Activity = Within the data that follows, tally every line containing "name". Provide only the tally.

----

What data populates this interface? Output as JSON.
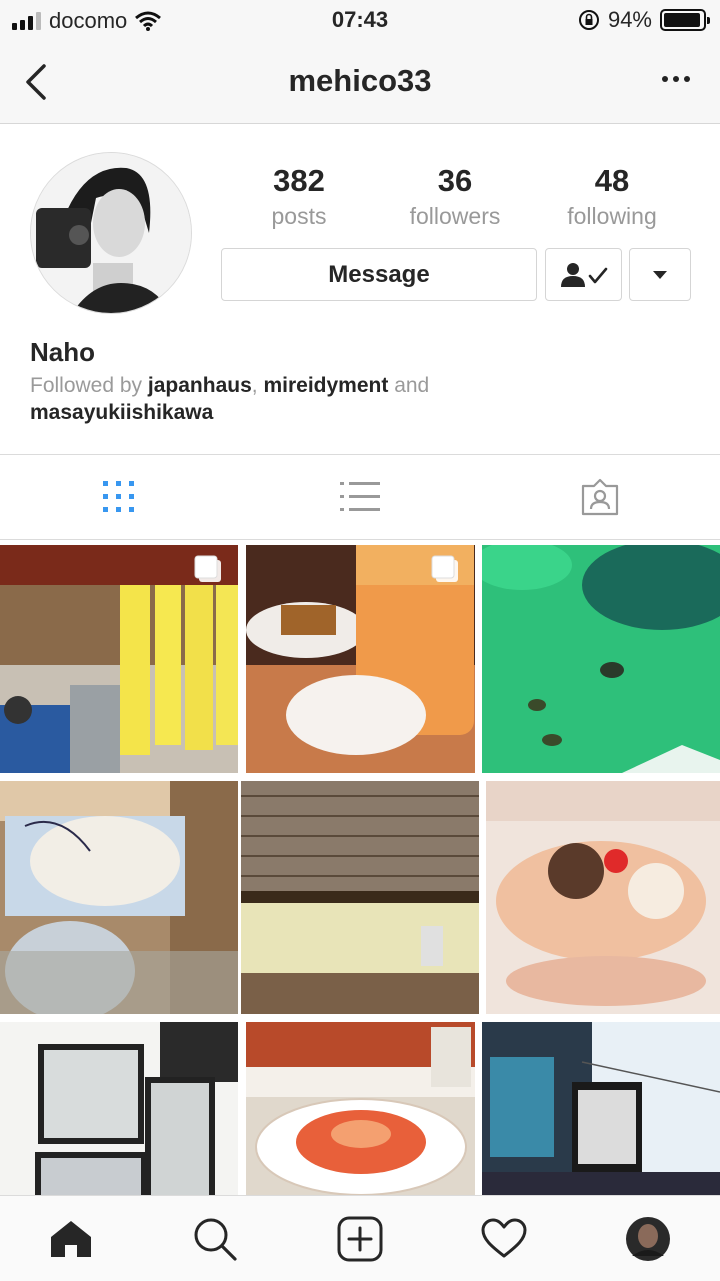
{
  "status_bar": {
    "carrier": "docomo",
    "time": "07:43",
    "battery": "94%",
    "battery_level": 0.94
  },
  "nav": {
    "title": "mehico33"
  },
  "profile": {
    "name": "Naho",
    "stats": [
      {
        "value": "382",
        "label": "posts"
      },
      {
        "value": "36",
        "label": "followers"
      },
      {
        "value": "48",
        "label": "following"
      }
    ],
    "message_button": "Message",
    "followed_by": {
      "prefix": "Followed by",
      "user1": "japanhaus",
      "sep": ",",
      "user2": "mireidyment",
      "and": "and",
      "user3": "masayukiishikawa"
    }
  },
  "tabs": [
    {
      "name": "grid",
      "active": true
    },
    {
      "name": "list",
      "active": false
    },
    {
      "name": "tagged",
      "active": false
    }
  ],
  "colors": {
    "active_tab": "#3897f0",
    "inactive_icon": "#999999",
    "text": "#262626",
    "secondary_text": "#999999",
    "border": "#dbdbdb"
  },
  "grid_posts": [
    {
      "subject": "izakaya menu with yellow paper strips",
      "multi": true
    },
    {
      "subject": "iced tea and cake",
      "multi": true
    },
    {
      "subject": "turtles in green pond",
      "multi": false
    },
    {
      "subject": "cat mural in station",
      "multi": false
    },
    {
      "subject": "bamboo blinds and statue",
      "multi": false
    },
    {
      "subject": "ice cream parfait",
      "multi": false
    },
    {
      "subject": "framed photos on wall",
      "multi": false
    },
    {
      "subject": "spaghetti with tomato sauce",
      "multi": false
    },
    {
      "subject": "festival screen stage",
      "multi": false
    }
  ],
  "bottom_bar": [
    "home-icon",
    "search-icon",
    "add-post-icon",
    "heart-icon",
    "profile-avatar"
  ]
}
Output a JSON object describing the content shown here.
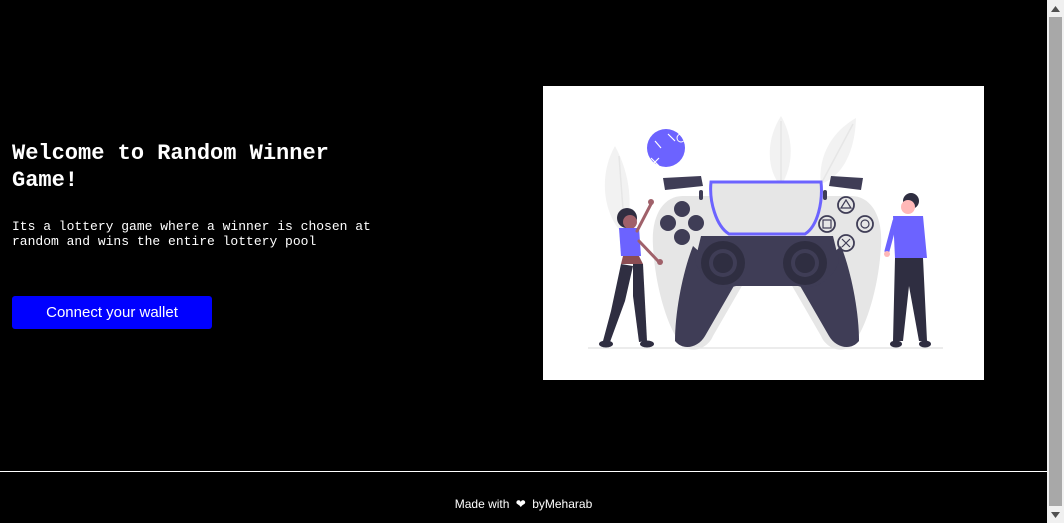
{
  "hero": {
    "title": "Welcome to Random Winner Game!",
    "description": "Its a lottery game where a winner is chosen at random and wins the entire lottery pool",
    "connect_button_label": "Connect your wallet"
  },
  "illustration": {
    "icon": "game-controller-illustration"
  },
  "footer": {
    "text_before": "Made with",
    "heart_glyph": "❤",
    "text_after": "byMeharab"
  },
  "colors": {
    "background": "#000000",
    "button": "#0000ff",
    "accent_purple": "#6c63ff",
    "controller_dark": "#3f3d56"
  }
}
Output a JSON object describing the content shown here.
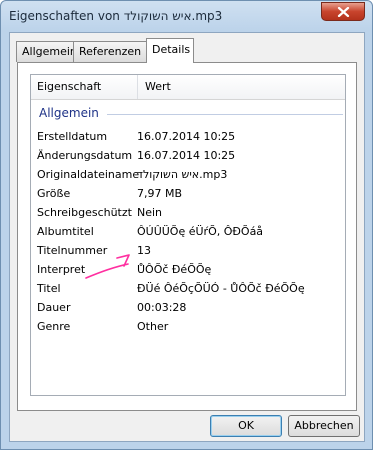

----

Answer for the task = 4